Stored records
---
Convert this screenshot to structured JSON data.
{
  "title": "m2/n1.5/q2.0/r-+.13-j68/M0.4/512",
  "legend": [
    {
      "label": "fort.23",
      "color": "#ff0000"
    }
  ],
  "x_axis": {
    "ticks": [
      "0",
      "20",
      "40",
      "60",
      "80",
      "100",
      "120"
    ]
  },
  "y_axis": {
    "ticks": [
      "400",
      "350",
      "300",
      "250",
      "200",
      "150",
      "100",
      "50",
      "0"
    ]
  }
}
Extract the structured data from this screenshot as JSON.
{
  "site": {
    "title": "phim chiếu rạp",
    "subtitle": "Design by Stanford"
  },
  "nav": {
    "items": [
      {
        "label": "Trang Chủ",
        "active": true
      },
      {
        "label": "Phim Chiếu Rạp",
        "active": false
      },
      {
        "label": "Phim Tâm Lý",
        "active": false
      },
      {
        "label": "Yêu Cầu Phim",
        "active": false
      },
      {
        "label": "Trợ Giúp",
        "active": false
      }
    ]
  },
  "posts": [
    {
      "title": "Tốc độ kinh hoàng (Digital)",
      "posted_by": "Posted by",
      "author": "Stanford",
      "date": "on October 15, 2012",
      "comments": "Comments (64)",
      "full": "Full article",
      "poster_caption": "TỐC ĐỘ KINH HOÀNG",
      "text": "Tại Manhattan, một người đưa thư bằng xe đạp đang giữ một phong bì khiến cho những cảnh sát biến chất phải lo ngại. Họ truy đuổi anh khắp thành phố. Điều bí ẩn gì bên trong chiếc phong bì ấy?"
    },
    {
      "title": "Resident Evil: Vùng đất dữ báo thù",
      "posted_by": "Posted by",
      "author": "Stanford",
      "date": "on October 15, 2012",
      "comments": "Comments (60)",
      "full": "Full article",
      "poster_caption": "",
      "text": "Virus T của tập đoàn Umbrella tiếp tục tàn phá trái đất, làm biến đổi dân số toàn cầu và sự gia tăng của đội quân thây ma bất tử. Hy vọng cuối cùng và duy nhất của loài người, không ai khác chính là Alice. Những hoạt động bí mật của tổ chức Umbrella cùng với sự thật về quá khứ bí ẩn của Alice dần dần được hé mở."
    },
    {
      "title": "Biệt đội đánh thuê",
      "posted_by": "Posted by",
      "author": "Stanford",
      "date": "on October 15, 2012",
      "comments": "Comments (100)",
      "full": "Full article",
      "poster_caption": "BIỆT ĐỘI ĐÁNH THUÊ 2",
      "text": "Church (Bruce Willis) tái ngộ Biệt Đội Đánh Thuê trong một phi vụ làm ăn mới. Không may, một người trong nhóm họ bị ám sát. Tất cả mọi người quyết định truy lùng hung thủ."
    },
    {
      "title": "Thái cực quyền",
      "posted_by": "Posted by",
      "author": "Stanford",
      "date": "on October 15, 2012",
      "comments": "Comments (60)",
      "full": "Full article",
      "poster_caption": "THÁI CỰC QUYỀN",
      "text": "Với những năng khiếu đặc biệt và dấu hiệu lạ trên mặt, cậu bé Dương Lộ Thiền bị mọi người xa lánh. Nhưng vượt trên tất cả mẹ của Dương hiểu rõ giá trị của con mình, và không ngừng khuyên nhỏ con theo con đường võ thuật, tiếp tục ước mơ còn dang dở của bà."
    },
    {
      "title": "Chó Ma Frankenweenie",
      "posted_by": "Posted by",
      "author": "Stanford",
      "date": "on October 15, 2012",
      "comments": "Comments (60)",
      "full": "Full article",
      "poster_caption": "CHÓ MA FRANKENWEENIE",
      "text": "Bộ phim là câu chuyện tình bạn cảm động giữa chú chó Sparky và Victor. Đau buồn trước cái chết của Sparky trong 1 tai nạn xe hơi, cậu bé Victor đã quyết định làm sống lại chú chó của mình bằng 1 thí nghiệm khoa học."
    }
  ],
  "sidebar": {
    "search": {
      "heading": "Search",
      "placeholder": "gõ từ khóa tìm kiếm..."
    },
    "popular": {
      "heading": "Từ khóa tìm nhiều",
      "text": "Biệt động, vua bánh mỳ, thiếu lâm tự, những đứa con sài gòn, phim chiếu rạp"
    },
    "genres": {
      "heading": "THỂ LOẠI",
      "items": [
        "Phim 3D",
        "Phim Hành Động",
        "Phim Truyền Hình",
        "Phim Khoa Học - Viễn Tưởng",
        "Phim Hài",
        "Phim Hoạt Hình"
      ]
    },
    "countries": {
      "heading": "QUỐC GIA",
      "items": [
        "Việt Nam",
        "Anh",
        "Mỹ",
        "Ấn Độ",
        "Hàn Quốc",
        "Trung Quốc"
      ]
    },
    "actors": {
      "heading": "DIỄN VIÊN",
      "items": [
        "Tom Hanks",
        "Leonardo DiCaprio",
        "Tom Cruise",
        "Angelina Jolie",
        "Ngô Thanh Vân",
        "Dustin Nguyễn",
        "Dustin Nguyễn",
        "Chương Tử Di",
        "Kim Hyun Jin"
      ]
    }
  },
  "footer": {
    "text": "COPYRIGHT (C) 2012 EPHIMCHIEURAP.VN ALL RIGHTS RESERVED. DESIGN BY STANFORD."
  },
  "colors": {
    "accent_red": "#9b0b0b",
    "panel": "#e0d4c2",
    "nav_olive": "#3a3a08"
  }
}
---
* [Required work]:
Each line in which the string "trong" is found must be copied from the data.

* [Task output]:
      "text": "Tại Manhattan, một người đưa thư bằng xe đạp đang giữ một phong bì khiến cho những cảnh sát biến chất phải lo ngại. Họ truy đuổi anh khắp thành phố. Điều bí ẩn gì bên trong chiếc phong bì ấy?"
      "text": "Church (Bruce Willis) tái ngộ Biệt Đội Đánh Thuê trong một phi vụ làm ăn mới. Không may, một người trong nhóm họ bị ám sát. Tất cả mọi người quyết định truy lùng hung thủ."
      "text": "Bộ phim là câu chuyện tình bạn cảm động giữa chú chó Sparky và Victor. Đau buồn trước cái chết của Sparky trong 1 tai nạn xe hơi, cậu bé Victor đã quyết định làm sống lại chú chó của mình bằng 1 thí nghiệm khoa học."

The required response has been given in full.